▸ Problem details
Quote the listing below in full and exactly as written, but omit every picture.

▸ Data supplied
++++++++
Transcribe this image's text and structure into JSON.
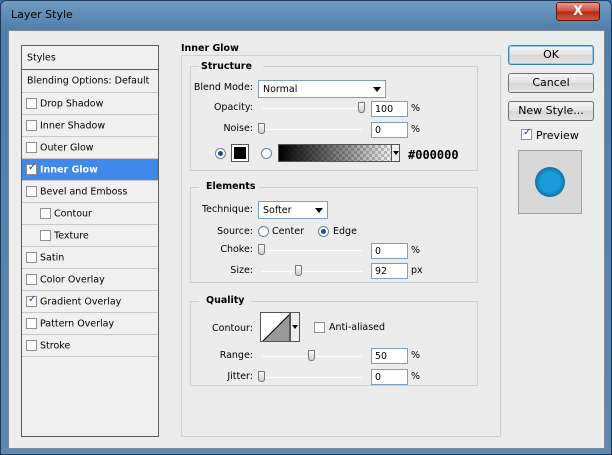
{
  "window": {
    "title": "Layer Style",
    "close_label": "X"
  },
  "styles_panel": {
    "header": "Styles",
    "blending_options": "Blending Options: Default",
    "items": [
      {
        "label": "Drop Shadow",
        "checked": false
      },
      {
        "label": "Inner Shadow",
        "checked": false
      },
      {
        "label": "Outer Glow",
        "checked": false
      },
      {
        "label": "Inner Glow",
        "checked": true,
        "selected": true
      },
      {
        "label": "Bevel and Emboss",
        "checked": false
      },
      {
        "label": "Contour",
        "checked": false,
        "indent": true
      },
      {
        "label": "Texture",
        "checked": false,
        "indent": true
      },
      {
        "label": "Satin",
        "checked": false
      },
      {
        "label": "Color Overlay",
        "checked": false
      },
      {
        "label": "Gradient Overlay",
        "checked": true
      },
      {
        "label": "Pattern Overlay",
        "checked": false
      },
      {
        "label": "Stroke",
        "checked": false
      }
    ]
  },
  "inner_glow": {
    "title": "Inner Glow",
    "structure": {
      "title": "Structure",
      "blend_mode_label": "Blend Mode:",
      "blend_mode": "Normal",
      "opacity_label": "Opacity:",
      "opacity": "100",
      "opacity_unit": "%",
      "opacity_level": 1.0,
      "noise_label": "Noise:",
      "noise": "0",
      "noise_unit": "%",
      "noise_level": 0.0,
      "color_hex": "#000000",
      "color_mode": "solid"
    },
    "elements": {
      "title": "Elements",
      "technique_label": "Technique:",
      "technique": "Softer",
      "source_label": "Source:",
      "source_center": "Center",
      "source_edge": "Edge",
      "source_selected": "Edge",
      "choke_label": "Choke:",
      "choke": "0",
      "choke_unit": "%",
      "choke_level": 0.0,
      "size_label": "Size:",
      "size": "92",
      "size_unit": "px",
      "size_level": 0.37
    },
    "quality": {
      "title": "Quality",
      "contour_label": "Contour:",
      "anti_aliased_label": "Anti-aliased",
      "anti_aliased": false,
      "range_label": "Range:",
      "range": "50",
      "range_unit": "%",
      "range_level": 0.5,
      "jitter_label": "Jitter:",
      "jitter": "0",
      "jitter_unit": "%",
      "jitter_level": 0.0
    }
  },
  "buttons": {
    "ok": "OK",
    "cancel": "Cancel",
    "new_style": "New Style..."
  },
  "preview": {
    "label": "Preview",
    "checked": true
  },
  "colors": {
    "selection": "#3f89ed",
    "glow_preview": "#1b9cd9"
  }
}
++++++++
▸ Answer box
Transcribe this image's text and structure into JSON.
{
  "window": {
    "title": "Layer Style",
    "close_label": "X"
  },
  "styles_panel": {
    "header": "Styles",
    "blending_options": "Blending Options: Default",
    "items": [
      {
        "label": "Drop Shadow",
        "checked": false
      },
      {
        "label": "Inner Shadow",
        "checked": false
      },
      {
        "label": "Outer Glow",
        "checked": false
      },
      {
        "label": "Inner Glow",
        "checked": true,
        "selected": true
      },
      {
        "label": "Bevel and Emboss",
        "checked": false
      },
      {
        "label": "Contour",
        "checked": false,
        "indent": true
      },
      {
        "label": "Texture",
        "checked": false,
        "indent": true
      },
      {
        "label": "Satin",
        "checked": false
      },
      {
        "label": "Color Overlay",
        "checked": false
      },
      {
        "label": "Gradient Overlay",
        "checked": true
      },
      {
        "label": "Pattern Overlay",
        "checked": false
      },
      {
        "label": "Stroke",
        "checked": false
      }
    ]
  },
  "inner_glow": {
    "title": "Inner Glow",
    "structure": {
      "title": "Structure",
      "blend_mode_label": "Blend Mode:",
      "blend_mode": "Normal",
      "opacity_label": "Opacity:",
      "opacity": "100",
      "opacity_unit": "%",
      "opacity_level": 1.0,
      "noise_label": "Noise:",
      "noise": "0",
      "noise_unit": "%",
      "noise_level": 0.0,
      "color_hex": "#000000",
      "color_mode": "solid"
    },
    "elements": {
      "title": "Elements",
      "technique_label": "Technique:",
      "technique": "Softer",
      "source_label": "Source:",
      "source_center": "Center",
      "source_edge": "Edge",
      "source_selected": "Edge",
      "choke_label": "Choke:",
      "choke": "0",
      "choke_unit": "%",
      "choke_level": 0.0,
      "size_label": "Size:",
      "size": "92",
      "size_unit": "px",
      "size_level": 0.37
    },
    "quality": {
      "title": "Quality",
      "contour_label": "Contour:",
      "anti_aliased_label": "Anti-aliased",
      "anti_aliased": false,
      "range_label": "Range:",
      "range": "50",
      "range_unit": "%",
      "range_level": 0.5,
      "jitter_label": "Jitter:",
      "jitter": "0",
      "jitter_unit": "%",
      "jitter_level": 0.0
    }
  },
  "buttons": {
    "ok": "OK",
    "cancel": "Cancel",
    "new_style": "New Style..."
  },
  "preview": {
    "label": "Preview",
    "checked": true
  },
  "colors": {
    "selection": "#3f89ed",
    "glow_preview": "#1b9cd9"
  }
}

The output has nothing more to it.